processed to eliminate pathogens.* Except as specified in subsection 3 of section 33-33-04-11 and subdivision d of subsection 4 of section 33-33-04-11 and in subsection 4 of section 33-33-04-02.1, if an animal food such as beef, eggs, fish, lamb, milk, pork, poultry, or shellfish that is raw, undercooked, or not otherwise processed to eliminate pathogens is offered in a ready-to-eat form as a deli, menu, vended, or other item; or as a raw ingredient in another ready-to-eat food, the licenseholder shall inform consumers by way of disclosure and reminder using brochures, deli case or menu advisories, label statements, table tents, placards, or other effective written means of the significantly increased risk associated with certain especially vulnerable consumers eating such foods in raw or undercooked form. 1. Disclosure shall include:

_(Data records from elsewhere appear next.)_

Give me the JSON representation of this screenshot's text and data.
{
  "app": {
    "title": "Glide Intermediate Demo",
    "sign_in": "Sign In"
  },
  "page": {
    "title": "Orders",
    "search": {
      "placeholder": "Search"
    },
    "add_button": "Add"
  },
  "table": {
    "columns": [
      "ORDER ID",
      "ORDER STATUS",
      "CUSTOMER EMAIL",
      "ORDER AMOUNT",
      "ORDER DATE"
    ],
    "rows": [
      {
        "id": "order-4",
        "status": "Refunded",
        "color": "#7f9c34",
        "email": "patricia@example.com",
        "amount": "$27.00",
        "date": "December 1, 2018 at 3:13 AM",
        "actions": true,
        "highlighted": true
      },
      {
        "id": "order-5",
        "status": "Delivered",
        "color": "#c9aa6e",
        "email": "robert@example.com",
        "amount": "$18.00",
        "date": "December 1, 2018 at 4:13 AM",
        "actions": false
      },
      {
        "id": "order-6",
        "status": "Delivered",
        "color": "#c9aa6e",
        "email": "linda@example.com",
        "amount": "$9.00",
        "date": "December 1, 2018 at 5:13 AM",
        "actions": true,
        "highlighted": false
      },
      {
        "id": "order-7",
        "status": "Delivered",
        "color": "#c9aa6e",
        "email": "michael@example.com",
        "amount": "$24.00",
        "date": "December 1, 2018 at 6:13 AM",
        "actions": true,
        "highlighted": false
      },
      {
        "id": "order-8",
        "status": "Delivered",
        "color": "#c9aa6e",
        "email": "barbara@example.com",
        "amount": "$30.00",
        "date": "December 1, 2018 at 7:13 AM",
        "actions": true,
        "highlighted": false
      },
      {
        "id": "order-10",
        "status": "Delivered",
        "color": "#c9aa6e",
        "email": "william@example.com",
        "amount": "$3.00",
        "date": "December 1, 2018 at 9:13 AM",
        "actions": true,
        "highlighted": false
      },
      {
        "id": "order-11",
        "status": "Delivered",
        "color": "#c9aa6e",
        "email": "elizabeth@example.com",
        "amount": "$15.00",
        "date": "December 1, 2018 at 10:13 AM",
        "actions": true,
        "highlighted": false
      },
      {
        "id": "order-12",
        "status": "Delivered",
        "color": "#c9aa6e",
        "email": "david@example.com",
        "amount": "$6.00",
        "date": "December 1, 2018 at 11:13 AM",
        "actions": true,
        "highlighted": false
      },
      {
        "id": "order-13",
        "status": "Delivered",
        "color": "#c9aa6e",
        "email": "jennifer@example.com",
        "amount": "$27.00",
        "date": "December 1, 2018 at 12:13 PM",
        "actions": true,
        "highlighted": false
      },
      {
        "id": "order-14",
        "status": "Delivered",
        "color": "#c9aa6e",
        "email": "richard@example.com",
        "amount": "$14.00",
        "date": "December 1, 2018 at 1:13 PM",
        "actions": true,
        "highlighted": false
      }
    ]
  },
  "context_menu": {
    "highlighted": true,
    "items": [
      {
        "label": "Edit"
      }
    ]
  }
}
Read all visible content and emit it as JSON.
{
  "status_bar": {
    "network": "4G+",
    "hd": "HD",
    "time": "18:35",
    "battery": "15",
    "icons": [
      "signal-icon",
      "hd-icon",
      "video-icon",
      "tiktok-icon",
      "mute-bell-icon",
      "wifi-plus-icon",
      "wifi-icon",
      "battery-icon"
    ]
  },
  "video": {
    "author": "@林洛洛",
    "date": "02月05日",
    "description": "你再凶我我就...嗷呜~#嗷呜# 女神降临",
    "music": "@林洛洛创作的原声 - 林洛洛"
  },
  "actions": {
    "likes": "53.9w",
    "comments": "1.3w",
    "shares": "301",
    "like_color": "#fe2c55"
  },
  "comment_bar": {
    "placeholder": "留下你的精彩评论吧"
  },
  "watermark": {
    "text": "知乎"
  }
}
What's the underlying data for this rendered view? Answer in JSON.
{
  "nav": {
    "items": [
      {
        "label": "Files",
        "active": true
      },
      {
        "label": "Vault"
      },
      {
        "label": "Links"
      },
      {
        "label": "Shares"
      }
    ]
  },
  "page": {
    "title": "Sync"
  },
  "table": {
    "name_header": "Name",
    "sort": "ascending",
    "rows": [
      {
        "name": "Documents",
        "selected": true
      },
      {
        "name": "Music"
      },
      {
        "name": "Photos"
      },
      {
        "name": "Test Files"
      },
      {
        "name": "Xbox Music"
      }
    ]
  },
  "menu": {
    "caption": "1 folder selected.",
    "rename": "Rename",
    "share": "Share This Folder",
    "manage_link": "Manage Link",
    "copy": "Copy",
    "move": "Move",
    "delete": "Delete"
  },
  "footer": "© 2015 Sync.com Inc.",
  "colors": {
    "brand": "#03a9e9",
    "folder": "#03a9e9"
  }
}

a. A description of the animal-derived foods, such as “oysters on the half shell (raw oysters),” “raw-egg Caesar salad,” and “hamburgers (can be cooked to order)”: or
b. Identification of the animal-derived foods by asterisking them to a footnote that states that the items are served raw or undercooked, or contain or may contain raw or undercooked ingredients.
2. Reminder shall include asterisking the animal-derived foods requiring disclosure to a footnote that states:
a. Regarding the safety of these items, written information is available upon request; b. Consuming raw or undercooked meats, poultry, seafood, shellfish, or eggs may
increase your risk of foodborne illness; or c. Consuming raw or undercooked meats, poultry, seafood, shellfish, or eggs may
increase your risk of foodborne illness, especially if you have certain medical conditions. See appendix A.
33-33-04-07.5. Cooling.* 1. Cooked potentially hazardous food shall be cooled from one hundred thirty-five degrees
Fahrenheit [57.2 degrees Celsius] to forty-one degrees Fahrenheit [5 degrees Celsius] or less, as specified in subdivision b of subsection 1 of section 33-33-04-07 in six hours, provided that the food is cooled from one hundred thirty-five degrees Fahrenheit [57.2 degrees Celsius] to seventy degrees Fahrenheit [21 degrees Celsius] within the first two hours.
2. Potentially hazardous food shall be cooled within four hours to forty-one degrees Fahrenheit [5 degrees Celsius] or less as specified in subdivision b of subsection 1 of section 33-33-04-07 if prepared from ingredients at ambient temperature, such as reconstituted foods and canned tuna.
3. Except as specified in subsection 4, a potentially hazardous food received in compliance with laws allowing a temperature above forty-one degrees Fahrenheit [5 degrees Celsius] during shipment from the supplier as specified in s